— Goal of the exercise —
Count the lines of the data that have the word "April", then report the number without anything else.

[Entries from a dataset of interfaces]
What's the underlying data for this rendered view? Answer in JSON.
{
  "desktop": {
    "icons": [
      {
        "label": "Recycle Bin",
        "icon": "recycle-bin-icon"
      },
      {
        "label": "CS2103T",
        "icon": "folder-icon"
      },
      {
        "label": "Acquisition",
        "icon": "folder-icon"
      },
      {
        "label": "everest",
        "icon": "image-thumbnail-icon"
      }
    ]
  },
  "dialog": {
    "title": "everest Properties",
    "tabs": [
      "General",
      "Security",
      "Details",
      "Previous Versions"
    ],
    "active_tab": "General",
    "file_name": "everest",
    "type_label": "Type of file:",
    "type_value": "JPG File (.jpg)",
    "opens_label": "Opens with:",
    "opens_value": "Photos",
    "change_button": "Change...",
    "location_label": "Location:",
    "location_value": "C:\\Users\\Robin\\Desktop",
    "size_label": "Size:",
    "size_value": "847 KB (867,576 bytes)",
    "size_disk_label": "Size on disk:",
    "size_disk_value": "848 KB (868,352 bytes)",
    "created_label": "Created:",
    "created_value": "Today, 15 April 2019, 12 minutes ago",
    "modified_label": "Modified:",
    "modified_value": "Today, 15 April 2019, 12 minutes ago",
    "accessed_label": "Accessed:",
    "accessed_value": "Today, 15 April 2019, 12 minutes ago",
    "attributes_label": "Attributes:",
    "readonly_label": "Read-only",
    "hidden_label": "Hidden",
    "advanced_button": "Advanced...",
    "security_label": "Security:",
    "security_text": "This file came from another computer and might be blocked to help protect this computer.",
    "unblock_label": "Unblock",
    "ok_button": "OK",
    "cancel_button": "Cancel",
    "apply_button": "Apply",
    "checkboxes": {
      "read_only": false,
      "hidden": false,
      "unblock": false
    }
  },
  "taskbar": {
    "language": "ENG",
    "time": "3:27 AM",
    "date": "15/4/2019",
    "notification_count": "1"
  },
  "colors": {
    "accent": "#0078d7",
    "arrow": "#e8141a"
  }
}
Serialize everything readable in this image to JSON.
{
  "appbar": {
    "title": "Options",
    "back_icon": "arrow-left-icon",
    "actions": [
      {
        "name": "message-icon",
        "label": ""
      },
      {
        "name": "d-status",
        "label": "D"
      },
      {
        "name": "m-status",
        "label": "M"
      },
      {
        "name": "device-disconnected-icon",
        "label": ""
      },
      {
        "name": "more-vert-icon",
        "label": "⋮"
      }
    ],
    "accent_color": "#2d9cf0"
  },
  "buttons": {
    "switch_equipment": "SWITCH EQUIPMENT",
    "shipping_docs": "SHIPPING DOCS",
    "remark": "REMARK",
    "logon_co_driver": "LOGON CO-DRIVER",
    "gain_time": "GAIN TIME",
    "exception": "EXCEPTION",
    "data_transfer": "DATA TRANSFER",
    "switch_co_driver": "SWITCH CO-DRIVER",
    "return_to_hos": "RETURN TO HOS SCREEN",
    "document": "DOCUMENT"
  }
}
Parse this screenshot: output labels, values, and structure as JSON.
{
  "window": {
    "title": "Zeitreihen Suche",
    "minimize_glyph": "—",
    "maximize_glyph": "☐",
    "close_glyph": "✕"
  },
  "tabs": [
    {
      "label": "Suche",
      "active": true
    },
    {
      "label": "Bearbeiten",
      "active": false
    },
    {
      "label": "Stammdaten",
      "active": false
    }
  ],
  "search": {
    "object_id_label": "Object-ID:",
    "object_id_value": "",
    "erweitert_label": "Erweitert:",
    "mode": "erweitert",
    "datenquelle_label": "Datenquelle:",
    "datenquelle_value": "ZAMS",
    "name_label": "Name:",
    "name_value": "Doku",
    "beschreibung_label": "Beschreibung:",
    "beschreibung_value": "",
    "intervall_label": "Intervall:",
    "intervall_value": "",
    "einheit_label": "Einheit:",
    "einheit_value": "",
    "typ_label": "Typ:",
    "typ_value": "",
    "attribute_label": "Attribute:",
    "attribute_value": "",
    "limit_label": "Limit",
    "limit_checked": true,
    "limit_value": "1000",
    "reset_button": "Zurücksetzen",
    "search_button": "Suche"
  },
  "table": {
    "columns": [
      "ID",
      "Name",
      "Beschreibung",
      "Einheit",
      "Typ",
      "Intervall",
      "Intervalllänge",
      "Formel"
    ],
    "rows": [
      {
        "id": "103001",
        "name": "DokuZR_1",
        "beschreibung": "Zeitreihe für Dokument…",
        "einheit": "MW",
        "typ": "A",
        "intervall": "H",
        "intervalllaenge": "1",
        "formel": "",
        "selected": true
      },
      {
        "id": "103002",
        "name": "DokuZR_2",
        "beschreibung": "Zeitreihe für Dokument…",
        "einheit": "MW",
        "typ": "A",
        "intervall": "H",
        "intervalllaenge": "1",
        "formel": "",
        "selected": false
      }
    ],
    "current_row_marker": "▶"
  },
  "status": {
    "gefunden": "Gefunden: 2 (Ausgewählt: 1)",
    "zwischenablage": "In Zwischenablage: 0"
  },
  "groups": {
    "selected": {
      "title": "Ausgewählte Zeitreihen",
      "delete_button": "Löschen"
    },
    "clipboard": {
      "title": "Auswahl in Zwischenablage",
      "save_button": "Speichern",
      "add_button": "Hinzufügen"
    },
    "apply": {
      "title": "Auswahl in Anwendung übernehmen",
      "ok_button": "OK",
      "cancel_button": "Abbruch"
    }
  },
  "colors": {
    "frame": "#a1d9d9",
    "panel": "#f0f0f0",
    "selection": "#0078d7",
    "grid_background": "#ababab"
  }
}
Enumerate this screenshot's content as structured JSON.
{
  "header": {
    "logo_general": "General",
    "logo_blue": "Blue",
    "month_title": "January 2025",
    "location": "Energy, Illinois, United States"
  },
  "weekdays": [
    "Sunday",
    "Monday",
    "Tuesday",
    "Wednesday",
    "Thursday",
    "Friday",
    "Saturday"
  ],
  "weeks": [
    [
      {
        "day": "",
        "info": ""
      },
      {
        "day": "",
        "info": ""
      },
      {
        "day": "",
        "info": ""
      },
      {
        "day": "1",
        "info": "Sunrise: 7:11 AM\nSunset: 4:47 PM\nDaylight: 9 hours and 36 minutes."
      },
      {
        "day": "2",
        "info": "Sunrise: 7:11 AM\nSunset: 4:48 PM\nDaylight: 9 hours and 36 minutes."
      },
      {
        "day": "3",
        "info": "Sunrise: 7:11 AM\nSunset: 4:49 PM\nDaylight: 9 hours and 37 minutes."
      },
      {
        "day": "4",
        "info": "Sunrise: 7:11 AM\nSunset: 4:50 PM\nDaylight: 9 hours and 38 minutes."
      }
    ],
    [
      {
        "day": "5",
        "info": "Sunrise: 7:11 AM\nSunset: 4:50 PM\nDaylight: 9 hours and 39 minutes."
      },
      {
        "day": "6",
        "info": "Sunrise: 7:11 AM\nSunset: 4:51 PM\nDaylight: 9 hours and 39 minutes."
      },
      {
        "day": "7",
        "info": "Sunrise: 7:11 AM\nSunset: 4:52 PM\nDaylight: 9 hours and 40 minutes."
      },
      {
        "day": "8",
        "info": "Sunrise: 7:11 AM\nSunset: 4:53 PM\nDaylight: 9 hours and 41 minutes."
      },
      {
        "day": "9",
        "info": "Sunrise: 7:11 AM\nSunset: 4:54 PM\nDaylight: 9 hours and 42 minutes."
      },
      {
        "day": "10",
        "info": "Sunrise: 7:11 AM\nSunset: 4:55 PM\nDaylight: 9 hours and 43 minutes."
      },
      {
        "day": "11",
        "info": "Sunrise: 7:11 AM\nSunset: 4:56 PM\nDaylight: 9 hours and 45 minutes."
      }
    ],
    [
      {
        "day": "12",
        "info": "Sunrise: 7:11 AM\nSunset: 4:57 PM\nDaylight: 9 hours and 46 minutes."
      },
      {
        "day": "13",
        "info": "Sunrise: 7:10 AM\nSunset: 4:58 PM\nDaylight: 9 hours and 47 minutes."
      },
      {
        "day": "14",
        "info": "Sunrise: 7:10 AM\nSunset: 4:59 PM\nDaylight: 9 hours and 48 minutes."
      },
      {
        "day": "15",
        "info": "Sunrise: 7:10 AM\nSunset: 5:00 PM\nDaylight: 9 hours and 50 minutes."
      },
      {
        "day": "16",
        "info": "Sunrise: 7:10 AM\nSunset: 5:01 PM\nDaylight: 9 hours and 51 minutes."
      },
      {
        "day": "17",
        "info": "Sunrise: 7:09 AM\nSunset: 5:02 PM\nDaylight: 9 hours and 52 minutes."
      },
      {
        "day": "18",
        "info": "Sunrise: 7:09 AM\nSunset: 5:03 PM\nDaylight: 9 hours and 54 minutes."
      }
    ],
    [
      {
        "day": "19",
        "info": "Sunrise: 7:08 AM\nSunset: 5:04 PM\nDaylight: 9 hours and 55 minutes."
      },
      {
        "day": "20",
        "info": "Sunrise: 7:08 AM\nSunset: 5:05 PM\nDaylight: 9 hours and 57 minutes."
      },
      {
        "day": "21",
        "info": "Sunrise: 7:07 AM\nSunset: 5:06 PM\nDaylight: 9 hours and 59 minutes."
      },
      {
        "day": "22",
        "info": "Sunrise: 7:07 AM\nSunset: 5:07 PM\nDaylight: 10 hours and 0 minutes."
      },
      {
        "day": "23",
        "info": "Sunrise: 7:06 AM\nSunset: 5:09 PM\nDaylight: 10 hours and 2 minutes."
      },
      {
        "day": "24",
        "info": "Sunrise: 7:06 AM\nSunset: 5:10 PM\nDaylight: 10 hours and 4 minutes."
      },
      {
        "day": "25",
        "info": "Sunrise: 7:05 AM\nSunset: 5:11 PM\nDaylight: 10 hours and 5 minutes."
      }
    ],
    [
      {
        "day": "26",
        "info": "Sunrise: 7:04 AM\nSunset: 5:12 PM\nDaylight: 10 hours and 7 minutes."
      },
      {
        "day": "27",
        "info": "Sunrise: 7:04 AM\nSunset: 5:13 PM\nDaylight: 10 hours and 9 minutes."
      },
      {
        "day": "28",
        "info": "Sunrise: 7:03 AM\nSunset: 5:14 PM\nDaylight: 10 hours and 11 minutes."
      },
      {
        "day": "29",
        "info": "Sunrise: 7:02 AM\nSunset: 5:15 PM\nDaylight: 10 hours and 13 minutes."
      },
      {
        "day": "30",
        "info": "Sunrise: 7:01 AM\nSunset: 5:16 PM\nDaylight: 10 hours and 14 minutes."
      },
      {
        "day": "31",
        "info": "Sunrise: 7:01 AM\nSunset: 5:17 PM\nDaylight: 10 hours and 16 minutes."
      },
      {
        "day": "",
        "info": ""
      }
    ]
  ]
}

— Task output —
3